• [TASK INSTRUCTIONS]
Retype the data below exactly; skip every image.

• [DATA SUPPLIED]
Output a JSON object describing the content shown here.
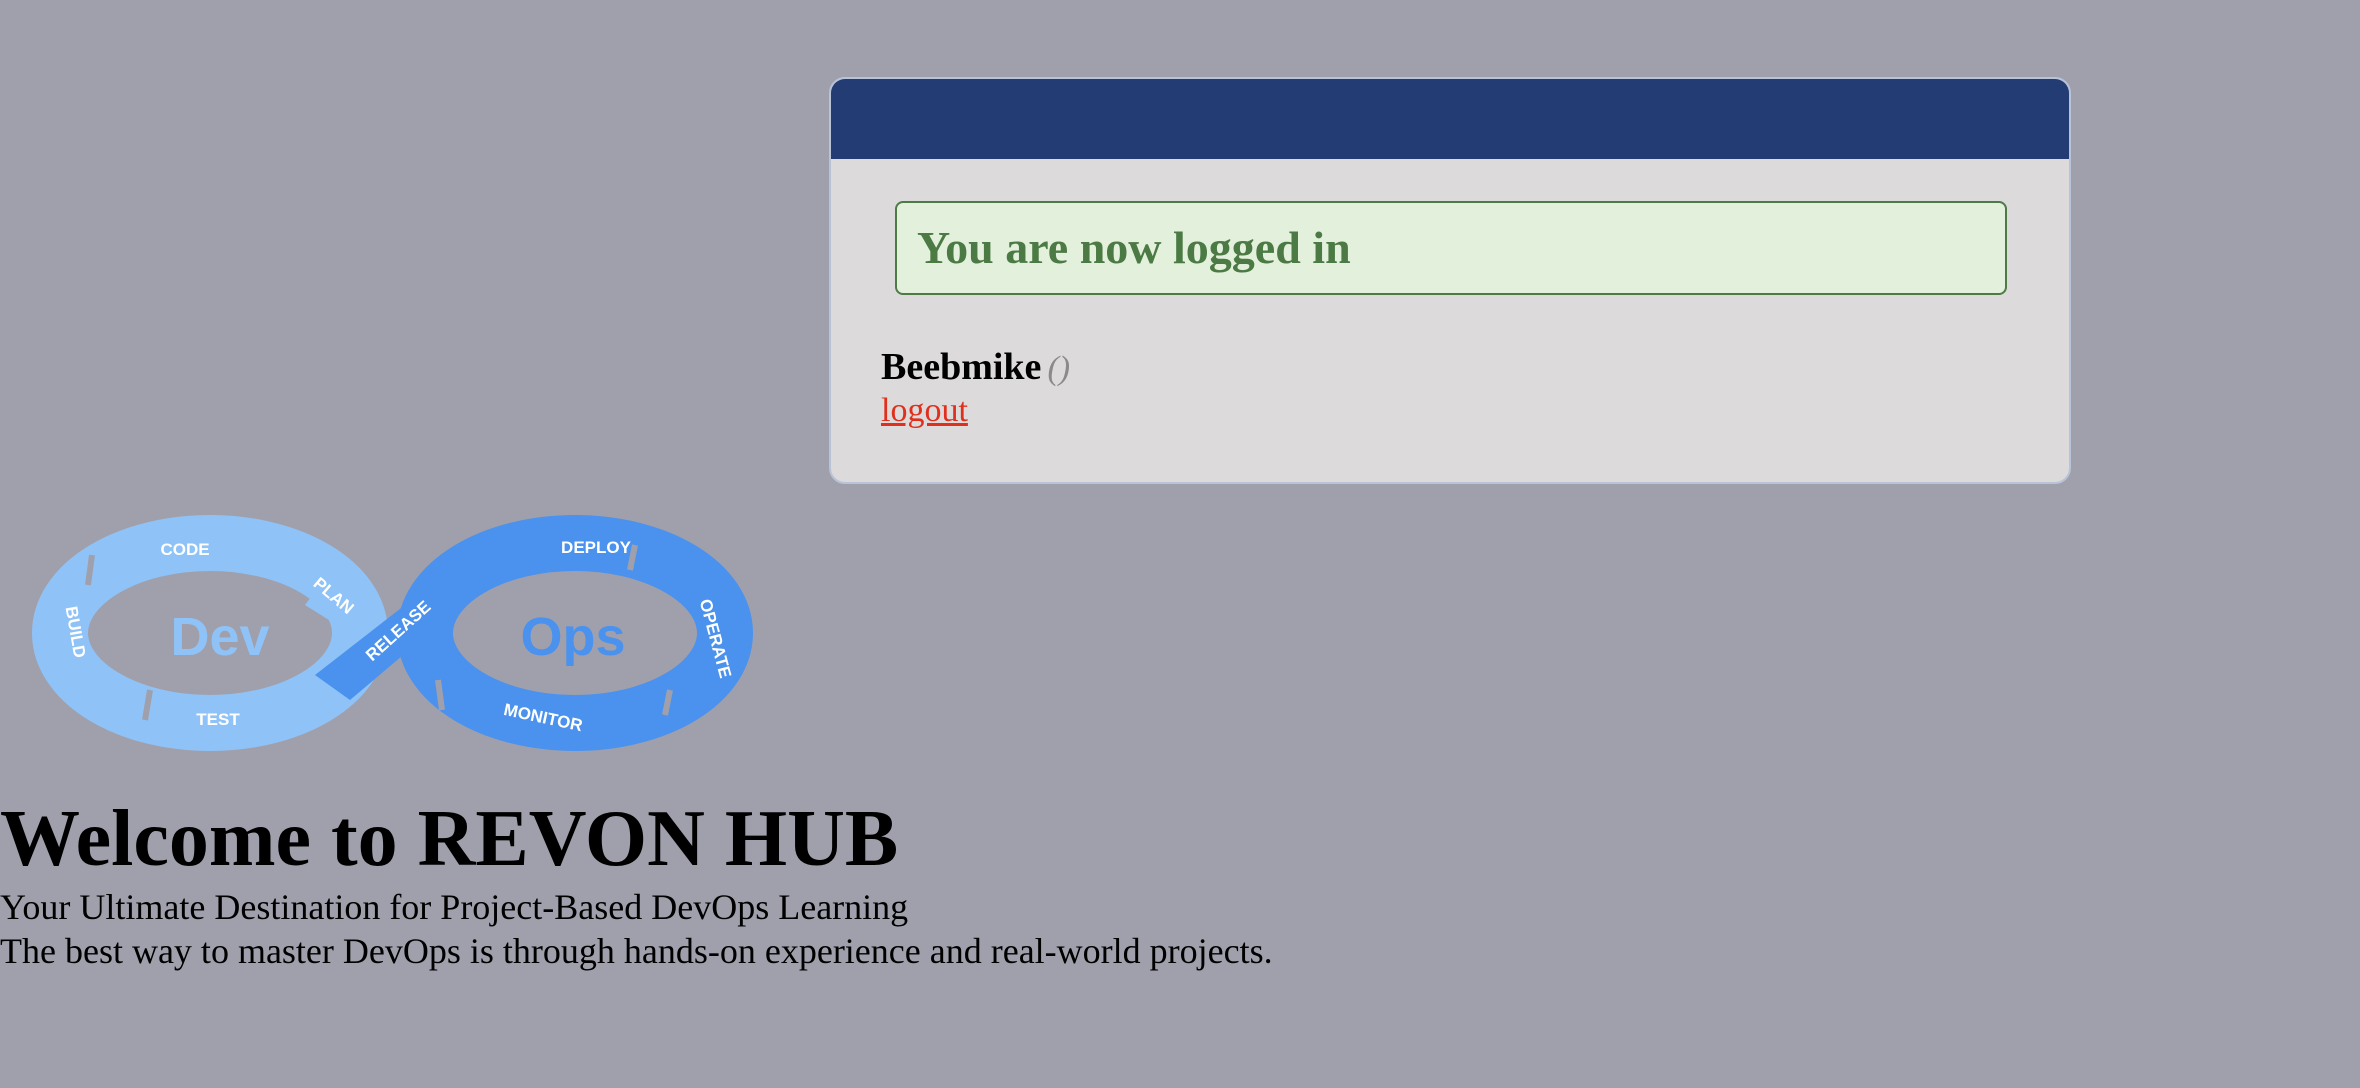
{
  "login_panel": {
    "alert_text": "You are now logged in",
    "username": "Beebmike",
    "user_extra": "()",
    "logout_label": "logout"
  },
  "logo": {
    "left_word": "Dev",
    "right_word": "Ops",
    "stages": [
      "CODE",
      "PLAN",
      "BUILD",
      "TEST",
      "RELEASE",
      "DEPLOY",
      "OPERATE",
      "MONITOR"
    ]
  },
  "hero": {
    "title": "Welcome to REVON HUB",
    "subtitle": "Your Ultimate Destination for Project-Based DevOps Learning",
    "tagline": "The best way to master DevOps is through hands-on experience and real-world projects."
  },
  "colors": {
    "background": "#a0a0ac",
    "panel_header": "#233c74",
    "alert_text": "#4b7a44",
    "logout_link": "#e0301c",
    "dev_loop": "#8fc3f7",
    "ops_loop": "#4a92ed"
  }
}
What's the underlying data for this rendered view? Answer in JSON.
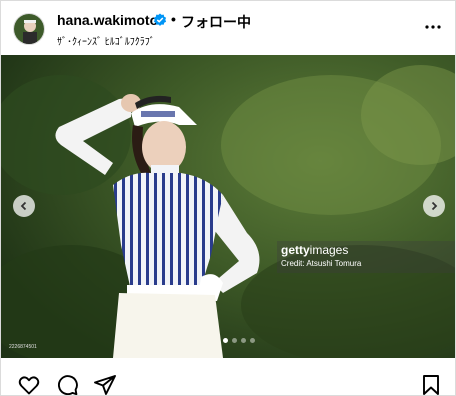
{
  "header": {
    "username": "hana.wakimoto",
    "separator": "•",
    "follow_label": "フォロー中",
    "location": "ｻﾞ･ｸｨｰﾝｽﾞ ﾋﾙｺﾞﾙﾌｸﾗﾌﾞ",
    "icons": {
      "avatar": "avatar",
      "verified": "verified-badge-icon",
      "more": "more-options-icon"
    },
    "colors": {
      "verified": "#0095f6",
      "text": "#000000"
    }
  },
  "photo": {
    "watermark_brand": "getty",
    "watermark_brand_suffix": "images",
    "watermark_credit": "Credit: Atsushi Tomura",
    "photo_id": "2226874501",
    "carousel": {
      "count": 4,
      "active_index": 0
    },
    "icons": {
      "prev": "chevron-left-icon",
      "next": "chevron-right-icon"
    }
  },
  "actions": {
    "icons": [
      "like-heart-icon",
      "comment-icon",
      "share-icon",
      "save-bookmark-icon"
    ]
  }
}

• [YOUR RESPONSE]
Output a JSON object describing the content shown here.
{
  "login_panel": {
    "alert_text": "You are now logged in",
    "username": "Beebmike",
    "user_extra": "()",
    "logout_label": "logout"
  },
  "logo": {
    "left_word": "Dev",
    "right_word": "Ops",
    "stages": [
      "CODE",
      "PLAN",
      "BUILD",
      "TEST",
      "RELEASE",
      "DEPLOY",
      "OPERATE",
      "MONITOR"
    ]
  },
  "hero": {
    "title": "Welcome to REVON HUB",
    "subtitle": "Your Ultimate Destination for Project-Based DevOps Learning",
    "tagline": "The best way to master DevOps is through hands-on experience and real-world projects."
  },
  "colors": {
    "background": "#a0a0ac",
    "panel_header": "#233c74",
    "alert_text": "#4b7a44",
    "logout_link": "#e0301c",
    "dev_loop": "#8fc3f7",
    "ops_loop": "#4a92ed"
  }
}
What's the underlying data for this rendered view? Answer in JSON.
{
  "header": {
    "username": "hana.wakimoto",
    "separator": "•",
    "follow_label": "フォロー中",
    "location": "ｻﾞ･ｸｨｰﾝｽﾞ ﾋﾙｺﾞﾙﾌｸﾗﾌﾞ",
    "icons": {
      "avatar": "avatar",
      "verified": "verified-badge-icon",
      "more": "more-options-icon"
    },
    "colors": {
      "verified": "#0095f6",
      "text": "#000000"
    }
  },
  "photo": {
    "watermark_brand": "getty",
    "watermark_brand_suffix": "images",
    "watermark_credit": "Credit: Atsushi Tomura",
    "photo_id": "2226874501",
    "carousel": {
      "count": 4,
      "active_index": 0
    },
    "icons": {
      "prev": "chevron-left-icon",
      "next": "chevron-right-icon"
    }
  },
  "actions": {
    "icons": [
      "like-heart-icon",
      "comment-icon",
      "share-icon",
      "save-bookmark-icon"
    ]
  }
}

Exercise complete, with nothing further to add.